The defense has been trying to chip away at the well-entrenched story of a Black man killed because he was jogging, attempting to bring forward their own narrative of a troubled young man who had several run-ins with the law and lingering mental issues. It’s key to their strategy of self-defense that the defendants were simply trying to detain, until police arrived, a man they suspected of breaking into cars and illegally entering a home.

The defense has tried, unsuccessfully, to get into evidence some of Arbery’s scrapes with the law, like the trespassing case mentioned above and his propensity to get angry and run away from cops. They still hope to enter evidence that he was on probation.

Jason Sheffield, Travis McMichael’s lawyer, told the court, “The story of the case we have is an innocent jogger who was followed and brutally attacked with no reason whatsoever. We’re talking about relevance, about what’s the inherent truth of what was happening” in the defendants’ minds.

The judge turned down the defense aims to get Arbery’s criminal past or mental records into evidence, saying the defendants had no idea of his past, so it shouldn’t have entered their minds as a reason for chasing and, ultimately, killing him. It was certainly a blow to the defense.

Linda Dunikoski, the lead prosecutor, calls the defense strategy a case of victim blaming. “With a self-defense case, you cannot start it,” she said in court. “If you’re the aggressor, you cannot go ahead and murder somebody.”

She later said Arbery running away and then ultimately struggling with Travis McMichael “was commonsense fight or flight. What Mr. Arbery did was he fled because he was under no legal obligation whatsoever to stay and talk with strangers who were trying to hit him with their pickup trucks and shoot him with their shotgun.”

At the time, Georgia had a “citizen’s arrest” law that said a person could detain a suspect if that person had direct knowledge someone had committed a felony. It seems the elder McMichael acted on an immediate hunch to get the posse going, which in retrospect seems, at best, a stupid, reckless action to arm up and chase Arbery, old-West vigilante style.

The fact that the defendants have made racially charged statements and slurs in the past will undoubtedly hurt them if allowed to enter as evidence. It almost certainly got the feds to bring separate hate crime charges against them.

Demonstrators protest the shooting death of Ahmaud Arbery at the Glynn County Courthouse on May 8, 2020, in Brunswick, Georgia. Gregory McMichael and Travis McMichael were arrested the previous night and charged with murder. (Sean Rayford/Getty Images/TNS)

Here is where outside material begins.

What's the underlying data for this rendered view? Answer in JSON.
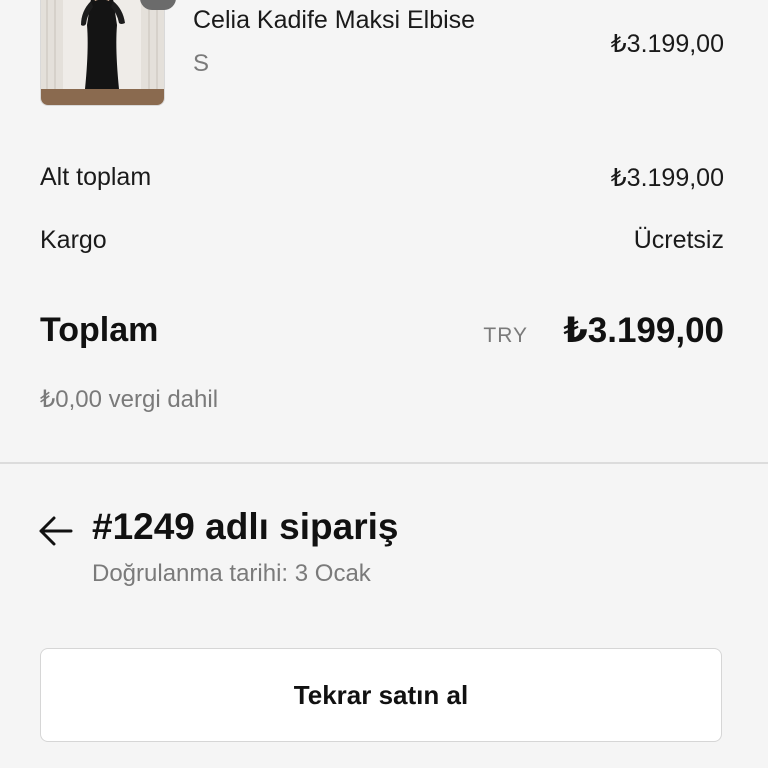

Credit: TNS

icon to expand image

Credit: TNS

The case has now become a modern passion play on race in America. I called around to some defense attorneys to see how this case would play out.

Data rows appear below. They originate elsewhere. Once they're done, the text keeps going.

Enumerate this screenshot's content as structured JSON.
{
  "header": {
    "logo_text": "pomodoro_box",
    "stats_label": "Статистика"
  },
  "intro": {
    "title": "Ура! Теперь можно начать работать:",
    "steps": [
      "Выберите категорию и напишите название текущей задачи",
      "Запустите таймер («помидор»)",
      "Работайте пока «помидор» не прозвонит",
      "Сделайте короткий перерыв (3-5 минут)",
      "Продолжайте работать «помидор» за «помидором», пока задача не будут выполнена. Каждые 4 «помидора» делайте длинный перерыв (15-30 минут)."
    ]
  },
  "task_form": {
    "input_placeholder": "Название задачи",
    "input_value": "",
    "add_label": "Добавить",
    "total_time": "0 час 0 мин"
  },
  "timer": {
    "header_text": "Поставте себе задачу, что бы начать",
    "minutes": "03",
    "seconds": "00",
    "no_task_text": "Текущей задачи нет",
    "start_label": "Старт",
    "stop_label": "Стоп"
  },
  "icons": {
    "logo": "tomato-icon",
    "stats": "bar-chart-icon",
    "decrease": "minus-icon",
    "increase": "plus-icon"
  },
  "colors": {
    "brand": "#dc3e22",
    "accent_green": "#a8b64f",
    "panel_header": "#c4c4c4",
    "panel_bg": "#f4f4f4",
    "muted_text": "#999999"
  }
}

Steve Sadow said the judge was certain to undercut the defense case because “everyone from the public, to the prosecutor to the judge can only accept one verdict, otherwise they’ll be castigated.”

The innocent jogger scenario, said the Atlanta lawyer, “is the only narrative the public can be told because of public perception of what happened. It’s unthinkable there might be another narrative of criminal behavior of a young Black man because that’s what the public cannot hear at this time.”

Mawuli Davis, a civil rights attorney who joined in a march in this case, said prosecutors “will have to frame the case as vigilantes working on a search-and-destroy mission and that they in no way had the authority to do this.

“There is a tradition of white men having agency and authority over Black bodies, and they will have to try to get a jury that does not look at it from that lens,” Davis continued. “Juries express the values of a community. What truth will they speak?”

Criminal defense attorney Bruce Harvey said, “Each community has its own personality. Justice is not a single, definitive ideal. It’s determined by the politics of the place, by the judge, by the DA. There is no specific measurement. That’s the ambiguity of our system.”